## WHAT YOU HAVE TO DO
Give again, exactly as they appear, only the lines from the one containing "Decode this image" through the last line of the material below.

**** DATA TO USE ****

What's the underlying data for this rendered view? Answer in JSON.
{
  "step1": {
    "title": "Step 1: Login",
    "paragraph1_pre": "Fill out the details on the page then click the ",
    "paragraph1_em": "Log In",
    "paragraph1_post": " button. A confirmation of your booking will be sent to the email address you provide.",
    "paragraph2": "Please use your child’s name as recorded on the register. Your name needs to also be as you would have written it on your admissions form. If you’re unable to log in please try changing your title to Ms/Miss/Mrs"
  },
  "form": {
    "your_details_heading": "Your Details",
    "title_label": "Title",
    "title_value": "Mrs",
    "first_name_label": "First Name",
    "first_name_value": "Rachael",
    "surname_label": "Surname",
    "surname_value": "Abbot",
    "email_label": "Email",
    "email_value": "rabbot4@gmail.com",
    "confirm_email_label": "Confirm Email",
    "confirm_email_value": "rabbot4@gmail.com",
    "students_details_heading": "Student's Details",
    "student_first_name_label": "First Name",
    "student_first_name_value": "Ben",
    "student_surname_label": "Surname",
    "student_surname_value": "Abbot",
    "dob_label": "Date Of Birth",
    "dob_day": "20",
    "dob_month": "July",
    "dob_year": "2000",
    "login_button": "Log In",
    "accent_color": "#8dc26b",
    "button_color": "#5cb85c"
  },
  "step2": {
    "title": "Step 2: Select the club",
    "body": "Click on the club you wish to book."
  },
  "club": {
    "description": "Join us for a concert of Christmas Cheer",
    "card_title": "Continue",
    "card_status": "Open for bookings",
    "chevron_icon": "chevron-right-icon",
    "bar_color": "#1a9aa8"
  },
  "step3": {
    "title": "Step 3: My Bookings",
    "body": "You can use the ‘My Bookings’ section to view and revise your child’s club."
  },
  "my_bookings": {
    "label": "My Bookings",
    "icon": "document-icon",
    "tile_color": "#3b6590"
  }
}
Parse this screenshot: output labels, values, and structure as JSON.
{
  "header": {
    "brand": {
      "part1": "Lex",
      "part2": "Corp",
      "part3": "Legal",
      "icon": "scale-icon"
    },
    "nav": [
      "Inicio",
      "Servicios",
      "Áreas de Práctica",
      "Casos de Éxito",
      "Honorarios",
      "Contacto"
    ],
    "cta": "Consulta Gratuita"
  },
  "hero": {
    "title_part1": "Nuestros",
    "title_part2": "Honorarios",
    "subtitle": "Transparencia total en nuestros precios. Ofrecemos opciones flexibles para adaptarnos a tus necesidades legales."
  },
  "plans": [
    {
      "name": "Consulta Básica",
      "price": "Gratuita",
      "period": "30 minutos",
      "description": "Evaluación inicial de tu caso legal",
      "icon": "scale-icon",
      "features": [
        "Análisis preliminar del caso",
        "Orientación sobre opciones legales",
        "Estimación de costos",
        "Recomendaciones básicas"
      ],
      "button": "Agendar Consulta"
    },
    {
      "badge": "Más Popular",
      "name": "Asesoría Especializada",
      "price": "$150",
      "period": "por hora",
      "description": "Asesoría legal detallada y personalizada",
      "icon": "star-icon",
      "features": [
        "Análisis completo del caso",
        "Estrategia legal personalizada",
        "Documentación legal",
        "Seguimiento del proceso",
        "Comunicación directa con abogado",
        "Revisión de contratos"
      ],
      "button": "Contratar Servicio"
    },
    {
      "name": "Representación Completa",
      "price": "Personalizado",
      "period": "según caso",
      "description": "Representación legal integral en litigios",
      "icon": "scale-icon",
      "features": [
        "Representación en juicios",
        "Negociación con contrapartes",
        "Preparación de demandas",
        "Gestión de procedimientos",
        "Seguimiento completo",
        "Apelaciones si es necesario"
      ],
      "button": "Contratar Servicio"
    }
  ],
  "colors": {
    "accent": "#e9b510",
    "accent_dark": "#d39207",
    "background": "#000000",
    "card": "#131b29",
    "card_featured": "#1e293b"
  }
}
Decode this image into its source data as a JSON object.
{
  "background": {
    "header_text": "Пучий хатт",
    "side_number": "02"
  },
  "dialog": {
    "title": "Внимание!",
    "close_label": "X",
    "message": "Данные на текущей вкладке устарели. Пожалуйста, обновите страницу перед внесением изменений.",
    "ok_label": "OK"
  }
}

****

## SOLUTION TO THIS TASK
Decode this image into its source data as a JSON object.
{
  "background": {
    "header_text": "Пучий хатт",
    "side_number": "02"
  },
  "dialog": {
    "title": "Внимание!",
    "close_label": "X",
    "message": "Данные на текущей вкладке устарели. Пожалуйста, обновите страницу перед внесением изменений.",
    "ok_label": "OK"
  }
}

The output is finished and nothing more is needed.